## ABOUT THIS TASK
Wherever the word "Column" appears in a line of the records, copy that line.

## RECORDED INFORMATION
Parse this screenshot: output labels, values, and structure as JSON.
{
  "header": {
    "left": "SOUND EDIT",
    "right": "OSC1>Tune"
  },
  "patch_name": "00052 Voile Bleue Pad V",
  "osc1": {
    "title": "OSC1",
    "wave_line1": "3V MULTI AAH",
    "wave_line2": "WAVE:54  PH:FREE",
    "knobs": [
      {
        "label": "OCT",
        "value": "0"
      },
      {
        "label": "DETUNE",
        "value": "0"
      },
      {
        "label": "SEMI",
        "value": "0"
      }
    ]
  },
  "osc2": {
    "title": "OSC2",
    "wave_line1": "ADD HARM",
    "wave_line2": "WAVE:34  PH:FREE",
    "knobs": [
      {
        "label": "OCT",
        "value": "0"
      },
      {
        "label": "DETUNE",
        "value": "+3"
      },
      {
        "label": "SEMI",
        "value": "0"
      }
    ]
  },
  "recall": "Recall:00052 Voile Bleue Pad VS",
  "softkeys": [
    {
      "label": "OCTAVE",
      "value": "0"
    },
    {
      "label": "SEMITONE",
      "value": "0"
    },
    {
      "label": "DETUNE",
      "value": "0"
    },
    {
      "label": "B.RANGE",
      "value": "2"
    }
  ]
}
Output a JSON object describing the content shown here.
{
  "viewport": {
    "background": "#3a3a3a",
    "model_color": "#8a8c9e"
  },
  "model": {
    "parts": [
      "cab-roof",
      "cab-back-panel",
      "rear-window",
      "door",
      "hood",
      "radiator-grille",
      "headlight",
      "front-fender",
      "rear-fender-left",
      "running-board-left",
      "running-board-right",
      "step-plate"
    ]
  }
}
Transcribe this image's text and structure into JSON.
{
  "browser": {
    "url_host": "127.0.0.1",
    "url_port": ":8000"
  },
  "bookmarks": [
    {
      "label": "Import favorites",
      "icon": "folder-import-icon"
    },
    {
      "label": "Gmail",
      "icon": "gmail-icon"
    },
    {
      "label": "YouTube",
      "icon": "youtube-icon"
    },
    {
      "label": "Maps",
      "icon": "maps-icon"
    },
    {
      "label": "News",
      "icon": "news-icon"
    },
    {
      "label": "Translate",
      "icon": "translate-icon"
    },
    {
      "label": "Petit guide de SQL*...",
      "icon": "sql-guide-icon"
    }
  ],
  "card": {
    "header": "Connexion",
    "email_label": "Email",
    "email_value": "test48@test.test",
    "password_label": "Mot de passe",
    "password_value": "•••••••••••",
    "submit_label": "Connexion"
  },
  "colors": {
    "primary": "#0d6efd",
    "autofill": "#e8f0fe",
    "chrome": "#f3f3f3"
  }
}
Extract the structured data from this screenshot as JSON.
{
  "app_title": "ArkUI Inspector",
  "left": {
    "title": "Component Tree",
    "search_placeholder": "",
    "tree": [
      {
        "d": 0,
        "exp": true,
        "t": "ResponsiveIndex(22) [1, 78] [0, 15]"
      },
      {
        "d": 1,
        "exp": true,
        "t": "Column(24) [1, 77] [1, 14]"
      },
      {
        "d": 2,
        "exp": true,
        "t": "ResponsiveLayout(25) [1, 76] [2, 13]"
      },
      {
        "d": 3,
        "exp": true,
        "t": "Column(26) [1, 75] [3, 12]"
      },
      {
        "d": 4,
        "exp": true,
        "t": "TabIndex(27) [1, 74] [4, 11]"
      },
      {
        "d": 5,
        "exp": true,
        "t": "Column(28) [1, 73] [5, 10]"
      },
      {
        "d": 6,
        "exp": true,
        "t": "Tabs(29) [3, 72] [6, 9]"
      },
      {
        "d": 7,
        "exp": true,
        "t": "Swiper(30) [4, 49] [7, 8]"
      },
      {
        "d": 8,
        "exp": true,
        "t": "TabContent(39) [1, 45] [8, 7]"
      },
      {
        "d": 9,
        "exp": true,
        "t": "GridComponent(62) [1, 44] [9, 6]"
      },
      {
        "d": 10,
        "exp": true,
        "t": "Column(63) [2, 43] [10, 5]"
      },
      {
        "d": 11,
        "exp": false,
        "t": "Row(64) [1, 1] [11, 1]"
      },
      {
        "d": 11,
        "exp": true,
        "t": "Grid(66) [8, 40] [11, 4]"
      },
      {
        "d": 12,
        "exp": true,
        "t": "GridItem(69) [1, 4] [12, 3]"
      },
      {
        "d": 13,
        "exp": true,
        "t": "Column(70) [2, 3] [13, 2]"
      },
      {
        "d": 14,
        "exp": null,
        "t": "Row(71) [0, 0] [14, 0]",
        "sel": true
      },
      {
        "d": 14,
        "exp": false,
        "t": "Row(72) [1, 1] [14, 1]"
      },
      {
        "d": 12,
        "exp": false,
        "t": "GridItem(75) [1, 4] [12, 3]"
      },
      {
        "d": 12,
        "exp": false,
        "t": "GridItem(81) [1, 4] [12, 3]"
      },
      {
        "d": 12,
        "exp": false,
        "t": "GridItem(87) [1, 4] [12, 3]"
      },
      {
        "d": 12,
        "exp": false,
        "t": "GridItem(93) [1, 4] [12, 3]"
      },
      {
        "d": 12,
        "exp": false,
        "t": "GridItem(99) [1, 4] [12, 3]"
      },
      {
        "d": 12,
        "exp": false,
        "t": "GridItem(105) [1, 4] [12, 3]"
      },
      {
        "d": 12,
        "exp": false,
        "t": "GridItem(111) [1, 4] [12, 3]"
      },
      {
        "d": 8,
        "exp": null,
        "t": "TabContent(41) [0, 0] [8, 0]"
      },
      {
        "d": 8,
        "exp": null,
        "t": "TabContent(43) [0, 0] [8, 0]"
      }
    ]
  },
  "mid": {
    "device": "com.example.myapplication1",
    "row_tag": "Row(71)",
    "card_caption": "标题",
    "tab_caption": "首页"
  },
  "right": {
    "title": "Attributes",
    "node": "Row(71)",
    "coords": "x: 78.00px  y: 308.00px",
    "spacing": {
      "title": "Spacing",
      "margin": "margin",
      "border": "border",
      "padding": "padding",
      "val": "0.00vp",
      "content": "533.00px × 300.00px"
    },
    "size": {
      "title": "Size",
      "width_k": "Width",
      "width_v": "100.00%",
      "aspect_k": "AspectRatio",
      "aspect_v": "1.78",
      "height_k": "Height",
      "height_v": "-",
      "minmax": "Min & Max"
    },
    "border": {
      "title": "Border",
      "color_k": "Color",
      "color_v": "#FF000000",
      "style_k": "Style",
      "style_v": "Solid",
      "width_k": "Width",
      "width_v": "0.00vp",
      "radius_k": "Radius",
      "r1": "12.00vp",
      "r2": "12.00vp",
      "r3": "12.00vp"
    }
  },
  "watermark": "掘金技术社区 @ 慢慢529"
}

## EXERCISE OUTPUT
        "t": "Column(24) [1, 77] [1, 14]"
        "t": "Column(26) [1, 75] [3, 12]"
        "t": "Column(28) [1, 73] [5, 10]"
        "t": "Column(63) [2, 43] [10, 5]"
        "t": "Column(70) [2, 3] [13, 2]"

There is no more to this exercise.